Ticketmaster UK Follows US in Upgrading CAPTCHA, Bane of Ticket-Buyers

Ticketmaster's UK division (Ticketmaster.co.uk and Ticketmaster.ie) has announced that it is doing away with the all-too-familiar, all-too-annoying step in the online ticket-buying process: CAPTCHA, which stands for Completely Automated Public Turing test to tell Computers and Humans Apart.

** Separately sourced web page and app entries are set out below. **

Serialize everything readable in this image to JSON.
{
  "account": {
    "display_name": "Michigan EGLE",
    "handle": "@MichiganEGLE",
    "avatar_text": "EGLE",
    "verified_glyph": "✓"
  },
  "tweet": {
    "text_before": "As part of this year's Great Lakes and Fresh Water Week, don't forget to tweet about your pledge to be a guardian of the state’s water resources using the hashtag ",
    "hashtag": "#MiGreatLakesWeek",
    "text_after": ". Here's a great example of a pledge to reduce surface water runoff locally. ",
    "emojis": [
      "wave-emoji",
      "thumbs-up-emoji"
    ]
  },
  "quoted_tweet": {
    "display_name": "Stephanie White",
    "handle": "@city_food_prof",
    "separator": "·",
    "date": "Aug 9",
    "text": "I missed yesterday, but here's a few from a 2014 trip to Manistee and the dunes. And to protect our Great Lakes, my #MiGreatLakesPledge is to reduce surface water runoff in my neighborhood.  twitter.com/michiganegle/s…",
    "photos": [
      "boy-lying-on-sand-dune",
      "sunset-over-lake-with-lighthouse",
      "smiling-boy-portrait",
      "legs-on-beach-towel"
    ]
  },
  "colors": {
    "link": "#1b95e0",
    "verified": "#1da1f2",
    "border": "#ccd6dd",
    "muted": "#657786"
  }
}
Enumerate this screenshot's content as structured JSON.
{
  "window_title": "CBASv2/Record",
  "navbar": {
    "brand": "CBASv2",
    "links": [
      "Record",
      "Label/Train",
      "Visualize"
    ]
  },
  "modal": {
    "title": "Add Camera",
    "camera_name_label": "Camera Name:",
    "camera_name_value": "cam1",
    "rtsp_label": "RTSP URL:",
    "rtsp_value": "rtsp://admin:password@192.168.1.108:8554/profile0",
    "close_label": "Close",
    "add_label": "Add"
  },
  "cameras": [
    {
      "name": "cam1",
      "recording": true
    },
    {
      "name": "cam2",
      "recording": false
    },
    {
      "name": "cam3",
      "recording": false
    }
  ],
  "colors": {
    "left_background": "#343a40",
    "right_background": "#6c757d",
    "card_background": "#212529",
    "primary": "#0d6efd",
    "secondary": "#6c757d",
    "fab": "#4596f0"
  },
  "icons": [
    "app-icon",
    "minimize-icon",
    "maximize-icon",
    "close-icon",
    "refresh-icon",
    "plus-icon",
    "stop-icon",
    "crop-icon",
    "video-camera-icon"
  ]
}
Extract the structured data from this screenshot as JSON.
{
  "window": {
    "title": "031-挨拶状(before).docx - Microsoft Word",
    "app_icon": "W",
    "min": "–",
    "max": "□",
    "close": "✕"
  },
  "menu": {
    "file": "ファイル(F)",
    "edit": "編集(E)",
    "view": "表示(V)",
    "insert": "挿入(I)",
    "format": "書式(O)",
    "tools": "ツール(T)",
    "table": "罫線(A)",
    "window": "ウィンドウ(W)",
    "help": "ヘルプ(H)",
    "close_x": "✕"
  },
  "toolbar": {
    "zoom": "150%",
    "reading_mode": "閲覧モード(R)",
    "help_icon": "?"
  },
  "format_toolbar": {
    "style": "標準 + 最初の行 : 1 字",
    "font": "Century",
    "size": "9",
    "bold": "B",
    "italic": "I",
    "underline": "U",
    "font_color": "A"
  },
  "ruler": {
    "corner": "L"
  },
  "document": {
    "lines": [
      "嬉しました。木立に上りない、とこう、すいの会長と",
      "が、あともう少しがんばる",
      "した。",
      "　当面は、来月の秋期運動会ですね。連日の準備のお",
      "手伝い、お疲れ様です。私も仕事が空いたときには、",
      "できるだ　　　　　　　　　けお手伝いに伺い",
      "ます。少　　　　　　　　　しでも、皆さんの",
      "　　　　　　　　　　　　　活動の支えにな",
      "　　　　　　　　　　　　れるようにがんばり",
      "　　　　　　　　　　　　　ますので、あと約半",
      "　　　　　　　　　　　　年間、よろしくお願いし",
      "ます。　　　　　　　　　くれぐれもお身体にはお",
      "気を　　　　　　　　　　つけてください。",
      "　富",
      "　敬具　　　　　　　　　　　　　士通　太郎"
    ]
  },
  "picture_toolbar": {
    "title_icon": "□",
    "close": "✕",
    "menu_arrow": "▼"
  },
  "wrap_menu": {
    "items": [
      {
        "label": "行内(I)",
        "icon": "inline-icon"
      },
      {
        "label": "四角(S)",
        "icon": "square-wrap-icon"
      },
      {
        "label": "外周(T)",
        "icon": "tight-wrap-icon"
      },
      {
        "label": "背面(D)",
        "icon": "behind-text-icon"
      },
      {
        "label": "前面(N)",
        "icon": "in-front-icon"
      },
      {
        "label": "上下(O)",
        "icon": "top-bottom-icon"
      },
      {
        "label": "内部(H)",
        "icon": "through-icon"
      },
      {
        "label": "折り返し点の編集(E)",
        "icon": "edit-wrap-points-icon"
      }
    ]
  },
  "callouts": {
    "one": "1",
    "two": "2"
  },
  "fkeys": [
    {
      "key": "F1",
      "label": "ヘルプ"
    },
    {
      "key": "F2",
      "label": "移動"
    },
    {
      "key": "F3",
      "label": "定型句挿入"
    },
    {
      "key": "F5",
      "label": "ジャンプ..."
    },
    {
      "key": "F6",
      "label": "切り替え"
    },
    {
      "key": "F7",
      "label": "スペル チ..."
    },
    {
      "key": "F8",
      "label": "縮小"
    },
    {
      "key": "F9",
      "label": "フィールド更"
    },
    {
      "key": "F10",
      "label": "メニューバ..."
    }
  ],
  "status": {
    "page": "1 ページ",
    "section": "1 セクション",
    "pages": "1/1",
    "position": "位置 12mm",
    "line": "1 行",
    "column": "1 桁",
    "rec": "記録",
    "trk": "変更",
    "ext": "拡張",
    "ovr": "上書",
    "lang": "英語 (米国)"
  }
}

Live Nation Entertainment has replaced the hard-to-read sequences of words and/or numbers -- often described as "squiggly" -- with a new solution that also aims to prevent bots from acquiring tickets to events. Solve Media's Type-In program accomplishes the same goal, requiring fans in the UK and Ireland to enter familiar phrases or answer multiple-choice questions before purchasing tickets. Besides being easier for users to decipher, the new method has also proven more effective at blocking bots. 

“Ticketmaster is passionate about the fan experience and we are always looking at how we can make buying tickets a better and fairer experience for our customers,” commented Mark Yovich, president of Ticketmaster International, in a statement. “While an important step in blocking bots, we know the current CAPTCHA solution can be a frustrating part of buying tickets for fans.”

Added Ari Jacoby, CEO of Solve Media, "At Solve Media, we take complex problems and create simple solutions. With our proprietary TYPE-IN technology, fans can solve CAPTCHAs in half the time it takes to decipher the outmoded squiggly numbers and letters. Our security platform makes it difficult for bots to affect the system, allowing for better user experience and premium branding opportunities."

In 2013, to address issues like scalping and counterfeiting, Ticketmaster introduced a digital-transfer platform to North America, which digitized every ticket and allowed ticket buyers to directly transfer their purchases to others cost-free. Though the unsanctioned distribution of tickets has been around for decades, bots have changed the name of the game, as one ticket scalper told Billboard in a candid 2012 interview. "I met a guy who told me he had 600 modems in his piece of crap strip mall store that generated so much heat the neighbor couldn't get their temperature right," said the anonymous source.